# [To do]
Repeat every record below exactly as written.

# [Data]
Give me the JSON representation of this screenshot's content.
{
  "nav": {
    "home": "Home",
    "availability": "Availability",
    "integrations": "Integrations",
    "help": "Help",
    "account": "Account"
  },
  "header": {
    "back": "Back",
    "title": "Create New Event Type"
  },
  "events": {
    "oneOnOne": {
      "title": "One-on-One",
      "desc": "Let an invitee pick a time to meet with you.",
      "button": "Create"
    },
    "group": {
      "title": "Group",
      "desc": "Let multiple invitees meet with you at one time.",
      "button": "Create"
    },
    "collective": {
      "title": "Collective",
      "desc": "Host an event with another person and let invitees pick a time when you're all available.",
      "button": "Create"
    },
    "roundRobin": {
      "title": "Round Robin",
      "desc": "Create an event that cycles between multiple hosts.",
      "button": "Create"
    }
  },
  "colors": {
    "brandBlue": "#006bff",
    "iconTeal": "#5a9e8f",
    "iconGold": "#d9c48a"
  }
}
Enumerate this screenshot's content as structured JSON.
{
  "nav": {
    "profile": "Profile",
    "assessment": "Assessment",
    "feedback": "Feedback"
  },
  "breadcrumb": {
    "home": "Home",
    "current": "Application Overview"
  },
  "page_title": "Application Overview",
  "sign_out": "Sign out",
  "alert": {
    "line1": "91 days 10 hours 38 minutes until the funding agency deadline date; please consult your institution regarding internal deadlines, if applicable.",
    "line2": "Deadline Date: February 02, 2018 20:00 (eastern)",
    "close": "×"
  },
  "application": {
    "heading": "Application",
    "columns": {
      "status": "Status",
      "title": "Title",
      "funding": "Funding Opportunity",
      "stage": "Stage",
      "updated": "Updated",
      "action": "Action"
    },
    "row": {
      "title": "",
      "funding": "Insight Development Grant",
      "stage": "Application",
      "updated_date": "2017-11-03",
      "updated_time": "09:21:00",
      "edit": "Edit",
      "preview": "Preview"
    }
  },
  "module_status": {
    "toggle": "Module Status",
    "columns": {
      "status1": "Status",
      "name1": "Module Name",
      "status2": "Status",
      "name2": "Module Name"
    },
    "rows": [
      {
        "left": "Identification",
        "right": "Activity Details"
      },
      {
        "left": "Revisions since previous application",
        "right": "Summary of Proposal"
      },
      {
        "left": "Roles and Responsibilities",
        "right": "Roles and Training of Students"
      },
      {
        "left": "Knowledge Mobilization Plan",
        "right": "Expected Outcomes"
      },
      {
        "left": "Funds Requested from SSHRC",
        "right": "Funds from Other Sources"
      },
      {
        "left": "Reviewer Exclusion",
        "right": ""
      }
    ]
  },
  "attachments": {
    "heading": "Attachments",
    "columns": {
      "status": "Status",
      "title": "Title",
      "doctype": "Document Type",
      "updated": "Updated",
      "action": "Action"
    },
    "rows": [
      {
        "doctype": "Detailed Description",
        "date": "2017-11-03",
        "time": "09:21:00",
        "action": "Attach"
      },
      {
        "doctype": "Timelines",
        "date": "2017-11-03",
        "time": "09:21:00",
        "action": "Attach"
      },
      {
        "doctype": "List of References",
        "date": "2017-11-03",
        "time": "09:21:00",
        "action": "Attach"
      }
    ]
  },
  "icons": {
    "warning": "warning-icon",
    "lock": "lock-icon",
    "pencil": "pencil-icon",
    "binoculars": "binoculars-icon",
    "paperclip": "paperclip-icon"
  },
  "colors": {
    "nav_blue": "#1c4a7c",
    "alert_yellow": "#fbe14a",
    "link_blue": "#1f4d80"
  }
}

# [Task result]
Give me the JSON representation of this screenshot's content.
{
  "nav": {
    "home": "Home",
    "availability": "Availability",
    "integrations": "Integrations",
    "help": "Help",
    "account": "Account"
  },
  "header": {
    "back": "Back",
    "title": "Create New Event Type"
  },
  "events": {
    "oneOnOne": {
      "title": "One-on-One",
      "desc": "Let an invitee pick a time to meet with you.",
      "button": "Create"
    },
    "group": {
      "title": "Group",
      "desc": "Let multiple invitees meet with you at one time.",
      "button": "Create"
    },
    "collective": {
      "title": "Collective",
      "desc": "Host an event with another person and let invitees pick a time when you're all available.",
      "button": "Create"
    },
    "roundRobin": {
      "title": "Round Robin",
      "desc": "Create an event that cycles between multiple hosts.",
      "button": "Create"
    }
  },
  "colors": {
    "brandBlue": "#006bff",
    "iconTeal": "#5a9e8f",
    "iconGold": "#d9c48a"
  }
}
Enumerate this screenshot's content as structured JSON.
{
  "nav": {
    "profile": "Profile",
    "assessment": "Assessment",
    "feedback": "Feedback"
  },
  "breadcrumb": {
    "home": "Home",
    "current": "Application Overview"
  },
  "page_title": "Application Overview",
  "sign_out": "Sign out",
  "alert": {
    "line1": "91 days 10 hours 38 minutes until the funding agency deadline date; please consult your institution regarding internal deadlines, if applicable.",
    "line2": "Deadline Date: February 02, 2018 20:00 (eastern)",
    "close": "×"
  },
  "application": {
    "heading": "Application",
    "columns": {
      "status": "Status",
      "title": "Title",
      "funding": "Funding Opportunity",
      "stage": "Stage",
      "updated": "Updated",
      "action": "Action"
    },
    "row": {
      "title": "",
      "funding": "Insight Development Grant",
      "stage": "Application",
      "updated_date": "2017-11-03",
      "updated_time": "09:21:00",
      "edit": "Edit",
      "preview": "Preview"
    }
  },
  "module_status": {
    "toggle": "Module Status",
    "columns": {
      "status1": "Status",
      "name1": "Module Name",
      "status2": "Status",
      "name2": "Module Name"
    },
    "rows": [
      {
        "left": "Identification",
        "right": "Activity Details"
      },
      {
        "left": "Revisions since previous application",
        "right": "Summary of Proposal"
      },
      {
        "left": "Roles and Responsibilities",
        "right": "Roles and Training of Students"
      },
      {
        "left": "Knowledge Mobilization Plan",
        "right": "Expected Outcomes"
      },
      {
        "left": "Funds Requested from SSHRC",
        "right": "Funds from Other Sources"
      },
      {
        "left": "Reviewer Exclusion",
        "right": ""
      }
    ]
  },
  "attachments": {
    "heading": "Attachments",
    "columns": {
      "status": "Status",
      "title": "Title",
      "doctype": "Document Type",
      "updated": "Updated",
      "action": "Action"
    },
    "rows": [
      {
        "doctype": "Detailed Description",
        "date": "2017-11-03",
        "time": "09:21:00",
        "action": "Attach"
      },
      {
        "doctype": "Timelines",
        "date": "2017-11-03",
        "time": "09:21:00",
        "action": "Attach"
      },
      {
        "doctype": "List of References",
        "date": "2017-11-03",
        "time": "09:21:00",
        "action": "Attach"
      }
    ]
  },
  "icons": {
    "warning": "warning-icon",
    "lock": "lock-icon",
    "pencil": "pencil-icon",
    "binoculars": "binoculars-icon",
    "paperclip": "paperclip-icon"
  },
  "colors": {
    "nav_blue": "#1c4a7c",
    "alert_yellow": "#fbe14a",
    "link_blue": "#1f4d80"
  }
}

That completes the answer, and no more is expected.